“They could basically declare that they treatment about purchaser health, and the setting as well, by deciding upon a period-out date for the intentional use of PFAS in their items, and demand their source chains to produce ingredients to be absolutely free of intentional PFAS henceforth,” he reported. “That doesn’t expense nearly anything to do but their suppliers would have to use greener choices. This could be performed in a yr or two.”
So far, having said that, Peaslee notes that only a couple of companies have come to him and his colleagues for tips on how to improve their source chains, and for information on industrial labs that can present the essential tests.
Some brand names, these as RMS Elegance and Ilia Beauty, which was established a decade ago, have been advocating for higher transparency and safer components. Legislation, both businesses say, is the actual option.

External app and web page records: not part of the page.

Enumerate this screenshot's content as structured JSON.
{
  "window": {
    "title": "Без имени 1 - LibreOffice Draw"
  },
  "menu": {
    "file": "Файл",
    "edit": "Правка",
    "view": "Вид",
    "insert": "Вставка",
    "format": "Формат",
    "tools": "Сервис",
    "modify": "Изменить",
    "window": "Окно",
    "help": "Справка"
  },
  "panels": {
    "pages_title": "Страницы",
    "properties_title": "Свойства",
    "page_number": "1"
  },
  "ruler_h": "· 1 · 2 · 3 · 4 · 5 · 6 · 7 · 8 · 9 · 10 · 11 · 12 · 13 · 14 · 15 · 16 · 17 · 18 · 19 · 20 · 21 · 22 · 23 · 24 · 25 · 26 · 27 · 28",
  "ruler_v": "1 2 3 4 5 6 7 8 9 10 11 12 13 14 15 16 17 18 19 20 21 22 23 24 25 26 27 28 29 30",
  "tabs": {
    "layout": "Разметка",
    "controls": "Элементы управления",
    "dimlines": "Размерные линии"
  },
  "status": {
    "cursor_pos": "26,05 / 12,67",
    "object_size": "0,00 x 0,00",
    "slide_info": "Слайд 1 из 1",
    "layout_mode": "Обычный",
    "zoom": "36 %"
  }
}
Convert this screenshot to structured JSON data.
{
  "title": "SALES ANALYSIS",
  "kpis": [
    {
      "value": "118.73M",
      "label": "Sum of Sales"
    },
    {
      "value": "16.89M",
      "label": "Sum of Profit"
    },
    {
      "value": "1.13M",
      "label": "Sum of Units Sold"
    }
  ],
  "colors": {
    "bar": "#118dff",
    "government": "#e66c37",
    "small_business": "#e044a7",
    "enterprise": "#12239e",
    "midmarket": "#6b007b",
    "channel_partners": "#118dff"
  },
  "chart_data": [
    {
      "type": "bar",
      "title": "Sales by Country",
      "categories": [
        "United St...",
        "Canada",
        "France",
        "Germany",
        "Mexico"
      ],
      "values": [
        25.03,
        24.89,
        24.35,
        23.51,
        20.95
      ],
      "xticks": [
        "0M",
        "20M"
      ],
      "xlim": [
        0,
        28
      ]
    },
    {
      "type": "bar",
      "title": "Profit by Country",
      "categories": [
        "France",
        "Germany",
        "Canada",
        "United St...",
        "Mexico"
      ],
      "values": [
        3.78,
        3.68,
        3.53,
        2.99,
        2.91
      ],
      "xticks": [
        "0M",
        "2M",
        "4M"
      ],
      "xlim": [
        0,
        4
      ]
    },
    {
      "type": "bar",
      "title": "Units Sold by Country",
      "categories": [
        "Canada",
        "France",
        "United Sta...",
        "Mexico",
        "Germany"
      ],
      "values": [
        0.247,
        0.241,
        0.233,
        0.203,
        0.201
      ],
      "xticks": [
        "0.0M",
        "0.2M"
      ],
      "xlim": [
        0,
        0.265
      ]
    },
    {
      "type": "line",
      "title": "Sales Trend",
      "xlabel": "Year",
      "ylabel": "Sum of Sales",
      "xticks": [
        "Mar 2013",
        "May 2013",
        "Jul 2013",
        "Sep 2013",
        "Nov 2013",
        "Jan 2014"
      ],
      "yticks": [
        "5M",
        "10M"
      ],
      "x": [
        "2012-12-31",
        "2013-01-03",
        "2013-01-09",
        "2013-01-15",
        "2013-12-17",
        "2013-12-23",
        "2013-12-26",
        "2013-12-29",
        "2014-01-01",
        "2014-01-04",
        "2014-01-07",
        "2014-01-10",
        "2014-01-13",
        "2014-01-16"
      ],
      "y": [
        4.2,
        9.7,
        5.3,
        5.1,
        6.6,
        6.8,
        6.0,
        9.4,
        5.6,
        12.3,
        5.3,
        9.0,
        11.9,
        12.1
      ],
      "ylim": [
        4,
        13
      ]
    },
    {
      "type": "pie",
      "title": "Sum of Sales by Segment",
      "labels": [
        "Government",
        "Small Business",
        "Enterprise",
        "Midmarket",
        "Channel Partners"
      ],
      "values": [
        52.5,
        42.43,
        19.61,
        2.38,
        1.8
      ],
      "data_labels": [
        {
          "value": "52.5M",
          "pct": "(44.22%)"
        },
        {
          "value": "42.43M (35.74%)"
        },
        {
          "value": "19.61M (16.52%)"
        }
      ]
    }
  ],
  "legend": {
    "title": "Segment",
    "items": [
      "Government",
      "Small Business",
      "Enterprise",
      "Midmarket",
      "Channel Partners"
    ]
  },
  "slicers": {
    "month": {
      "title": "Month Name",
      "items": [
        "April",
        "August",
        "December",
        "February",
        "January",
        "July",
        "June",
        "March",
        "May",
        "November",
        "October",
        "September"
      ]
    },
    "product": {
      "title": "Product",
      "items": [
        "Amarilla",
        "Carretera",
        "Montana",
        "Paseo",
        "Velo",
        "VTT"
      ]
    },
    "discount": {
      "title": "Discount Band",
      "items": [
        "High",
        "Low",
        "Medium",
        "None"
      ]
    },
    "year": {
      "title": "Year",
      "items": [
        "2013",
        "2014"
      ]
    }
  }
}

Elaine Sack, the CEO of RMS Natural beauty, is section of the coalition lobbying for this bill: “The objective here is not to say that only clear manufacturers must exist somewhat it is additional of an effort to request for oversight, which goes on in so a lot of other nations into an sector that has essentially labored on the honor program for far much too prolonged and however has no definition when it comes to component labelling and conditions this kind of as ‘natural.’”
Sasha Plasvic, founder and CEO of Ilia Natural beauty, agreed. “We have so much additional to go, specially in the United States, whereby we want to believe the magnificence sector is thoroughly controlled, but in truth of the matter it isn’t. Acquiring the monthly bill attain a federal degree is where by this ultimately requirements to go.”
Even if PFAS have been removed from all cosmetics and private care merchandise, nevertheless, people in the US would possibly however be exposed to these “forever chemicals”, which do not break down conveniently. Experts estimate that far more than two-thirds of Us residents, or 200 million, could be ingesting water contaminated with PFAS.